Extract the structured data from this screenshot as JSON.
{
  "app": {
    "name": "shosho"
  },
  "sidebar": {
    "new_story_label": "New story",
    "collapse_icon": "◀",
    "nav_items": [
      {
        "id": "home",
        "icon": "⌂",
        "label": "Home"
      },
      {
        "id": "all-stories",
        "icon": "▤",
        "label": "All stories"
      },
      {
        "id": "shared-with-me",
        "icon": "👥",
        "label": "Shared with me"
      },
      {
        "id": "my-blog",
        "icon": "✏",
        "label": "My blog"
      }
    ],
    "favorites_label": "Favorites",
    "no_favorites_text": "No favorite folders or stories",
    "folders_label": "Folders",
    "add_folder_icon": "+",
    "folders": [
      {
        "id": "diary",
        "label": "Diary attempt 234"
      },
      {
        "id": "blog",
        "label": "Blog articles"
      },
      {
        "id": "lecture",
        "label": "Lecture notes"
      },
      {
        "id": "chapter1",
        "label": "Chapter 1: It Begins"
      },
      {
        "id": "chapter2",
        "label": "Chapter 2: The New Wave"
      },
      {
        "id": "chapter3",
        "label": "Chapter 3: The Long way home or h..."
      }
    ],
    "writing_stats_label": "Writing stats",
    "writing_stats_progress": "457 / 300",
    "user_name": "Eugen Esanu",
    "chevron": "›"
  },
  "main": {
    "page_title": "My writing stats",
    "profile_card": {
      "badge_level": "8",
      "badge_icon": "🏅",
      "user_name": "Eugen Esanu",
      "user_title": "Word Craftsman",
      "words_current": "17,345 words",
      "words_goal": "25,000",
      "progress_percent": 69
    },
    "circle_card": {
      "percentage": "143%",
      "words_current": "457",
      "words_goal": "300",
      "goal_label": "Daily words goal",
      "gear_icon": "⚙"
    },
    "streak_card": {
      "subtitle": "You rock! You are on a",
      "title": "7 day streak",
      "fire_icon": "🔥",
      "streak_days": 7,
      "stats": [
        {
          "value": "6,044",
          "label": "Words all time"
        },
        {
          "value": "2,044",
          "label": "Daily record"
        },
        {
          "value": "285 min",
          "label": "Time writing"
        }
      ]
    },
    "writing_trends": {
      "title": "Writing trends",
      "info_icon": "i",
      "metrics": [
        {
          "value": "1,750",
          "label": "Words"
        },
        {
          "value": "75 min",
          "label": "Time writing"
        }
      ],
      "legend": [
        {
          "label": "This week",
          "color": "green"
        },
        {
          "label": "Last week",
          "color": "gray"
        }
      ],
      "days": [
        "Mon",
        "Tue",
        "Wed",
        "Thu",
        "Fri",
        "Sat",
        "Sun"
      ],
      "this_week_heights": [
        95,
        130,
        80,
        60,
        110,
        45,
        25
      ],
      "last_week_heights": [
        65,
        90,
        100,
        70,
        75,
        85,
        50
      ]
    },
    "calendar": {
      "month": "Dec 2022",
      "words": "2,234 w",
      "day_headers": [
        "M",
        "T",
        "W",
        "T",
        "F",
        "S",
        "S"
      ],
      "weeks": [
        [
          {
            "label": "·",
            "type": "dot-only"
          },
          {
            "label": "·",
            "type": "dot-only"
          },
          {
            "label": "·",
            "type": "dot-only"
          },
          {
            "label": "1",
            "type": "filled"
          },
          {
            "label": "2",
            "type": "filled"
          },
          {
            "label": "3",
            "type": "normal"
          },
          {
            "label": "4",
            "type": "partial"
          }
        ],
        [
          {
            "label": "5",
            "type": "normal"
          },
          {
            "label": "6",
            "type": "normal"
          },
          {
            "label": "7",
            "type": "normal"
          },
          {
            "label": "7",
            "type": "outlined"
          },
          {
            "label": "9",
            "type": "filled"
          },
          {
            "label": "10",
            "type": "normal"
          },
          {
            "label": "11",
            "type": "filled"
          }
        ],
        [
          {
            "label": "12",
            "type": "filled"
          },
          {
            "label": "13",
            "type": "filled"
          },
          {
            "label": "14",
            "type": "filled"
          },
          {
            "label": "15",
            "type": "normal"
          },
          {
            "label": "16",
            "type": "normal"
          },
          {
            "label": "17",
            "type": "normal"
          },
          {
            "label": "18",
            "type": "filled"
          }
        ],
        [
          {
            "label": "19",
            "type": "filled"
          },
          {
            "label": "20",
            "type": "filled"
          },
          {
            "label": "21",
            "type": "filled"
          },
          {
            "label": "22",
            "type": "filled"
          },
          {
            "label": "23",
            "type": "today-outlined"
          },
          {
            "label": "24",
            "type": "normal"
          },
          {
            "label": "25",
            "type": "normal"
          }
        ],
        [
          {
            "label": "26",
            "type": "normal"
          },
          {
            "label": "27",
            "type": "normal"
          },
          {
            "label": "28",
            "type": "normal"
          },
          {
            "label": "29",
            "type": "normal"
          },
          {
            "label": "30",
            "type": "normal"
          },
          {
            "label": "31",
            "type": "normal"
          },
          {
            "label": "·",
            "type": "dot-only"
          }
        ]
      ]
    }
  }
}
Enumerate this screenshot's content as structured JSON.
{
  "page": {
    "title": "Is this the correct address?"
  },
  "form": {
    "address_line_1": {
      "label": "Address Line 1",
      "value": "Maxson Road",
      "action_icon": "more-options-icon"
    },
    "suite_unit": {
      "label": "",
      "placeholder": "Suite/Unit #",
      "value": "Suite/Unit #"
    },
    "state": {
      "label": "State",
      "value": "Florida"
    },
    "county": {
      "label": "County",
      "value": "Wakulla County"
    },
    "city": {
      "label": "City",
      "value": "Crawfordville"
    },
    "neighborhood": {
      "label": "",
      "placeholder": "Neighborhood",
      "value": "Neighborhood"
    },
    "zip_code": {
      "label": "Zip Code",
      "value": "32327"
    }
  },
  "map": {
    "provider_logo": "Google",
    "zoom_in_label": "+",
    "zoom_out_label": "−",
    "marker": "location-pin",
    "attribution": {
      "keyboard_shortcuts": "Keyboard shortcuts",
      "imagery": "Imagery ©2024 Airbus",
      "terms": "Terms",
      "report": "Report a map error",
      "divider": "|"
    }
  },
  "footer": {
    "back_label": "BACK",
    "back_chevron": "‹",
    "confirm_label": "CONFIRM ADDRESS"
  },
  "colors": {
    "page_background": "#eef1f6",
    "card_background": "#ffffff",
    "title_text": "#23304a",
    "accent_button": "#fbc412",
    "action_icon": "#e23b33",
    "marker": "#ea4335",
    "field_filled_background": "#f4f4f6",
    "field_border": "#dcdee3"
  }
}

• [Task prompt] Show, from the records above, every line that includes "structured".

• [Exercise answer]
Extract the structured data from this screenshot as JSON.
Enumerate this screenshot's content as structured JSON.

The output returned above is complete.